(Web page and app entries)
┄┄┄┄┄┄
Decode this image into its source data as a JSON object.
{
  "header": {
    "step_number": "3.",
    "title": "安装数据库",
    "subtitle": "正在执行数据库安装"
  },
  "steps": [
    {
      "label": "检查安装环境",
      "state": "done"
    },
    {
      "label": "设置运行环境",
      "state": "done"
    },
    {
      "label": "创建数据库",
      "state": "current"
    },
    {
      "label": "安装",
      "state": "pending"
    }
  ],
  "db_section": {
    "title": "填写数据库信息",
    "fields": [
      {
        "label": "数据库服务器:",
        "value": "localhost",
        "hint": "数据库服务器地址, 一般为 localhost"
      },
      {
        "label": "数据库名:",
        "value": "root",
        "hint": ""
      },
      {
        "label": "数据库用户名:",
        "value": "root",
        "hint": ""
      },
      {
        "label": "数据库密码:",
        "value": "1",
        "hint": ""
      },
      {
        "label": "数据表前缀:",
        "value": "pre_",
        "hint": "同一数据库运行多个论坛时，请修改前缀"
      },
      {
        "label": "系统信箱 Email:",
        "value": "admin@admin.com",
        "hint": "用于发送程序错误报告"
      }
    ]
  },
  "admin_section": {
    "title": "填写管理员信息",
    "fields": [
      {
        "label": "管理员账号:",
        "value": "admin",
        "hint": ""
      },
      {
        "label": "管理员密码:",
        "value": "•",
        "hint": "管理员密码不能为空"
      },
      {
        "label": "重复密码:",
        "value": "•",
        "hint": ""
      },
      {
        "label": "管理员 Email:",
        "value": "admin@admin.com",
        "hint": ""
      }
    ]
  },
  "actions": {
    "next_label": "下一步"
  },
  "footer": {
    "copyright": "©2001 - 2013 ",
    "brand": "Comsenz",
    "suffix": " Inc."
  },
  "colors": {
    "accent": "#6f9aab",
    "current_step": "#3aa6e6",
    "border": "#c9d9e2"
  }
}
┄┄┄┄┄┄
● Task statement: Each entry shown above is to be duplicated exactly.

● Answer space:
Decode this image into its source data as a JSON object.
{
  "header": {
    "step_number": "3.",
    "title": "安装数据库",
    "subtitle": "正在执行数据库安装"
  },
  "steps": [
    {
      "label": "检查安装环境",
      "state": "done"
    },
    {
      "label": "设置运行环境",
      "state": "done"
    },
    {
      "label": "创建数据库",
      "state": "current"
    },
    {
      "label": "安装",
      "state": "pending"
    }
  ],
  "db_section": {
    "title": "填写数据库信息",
    "fields": [
      {
        "label": "数据库服务器:",
        "value": "localhost",
        "hint": "数据库服务器地址, 一般为 localhost"
      },
      {
        "label": "数据库名:",
        "value": "root",
        "hint": ""
      },
      {
        "label": "数据库用户名:",
        "value": "root",
        "hint": ""
      },
      {
        "label": "数据库密码:",
        "value": "1",
        "hint": ""
      },
      {
        "label": "数据表前缀:",
        "value": "pre_",
        "hint": "同一数据库运行多个论坛时，请修改前缀"
      },
      {
        "label": "系统信箱 Email:",
        "value": "admin@admin.com",
        "hint": "用于发送程序错误报告"
      }
    ]
  },
  "admin_section": {
    "title": "填写管理员信息",
    "fields": [
      {
        "label": "管理员账号:",
        "value": "admin",
        "hint": ""
      },
      {
        "label": "管理员密码:",
        "value": "•",
        "hint": "管理员密码不能为空"
      },
      {
        "label": "重复密码:",
        "value": "•",
        "hint": ""
      },
      {
        "label": "管理员 Email:",
        "value": "admin@admin.com",
        "hint": ""
      }
    ]
  },
  "actions": {
    "next_label": "下一步"
  },
  "footer": {
    "copyright": "©2001 - 2013 ",
    "brand": "Comsenz",
    "suffix": " Inc."
  },
  "colors": {
    "accent": "#6f9aab",
    "current_step": "#3aa6e6",
    "border": "#c9d9e2"
  }
}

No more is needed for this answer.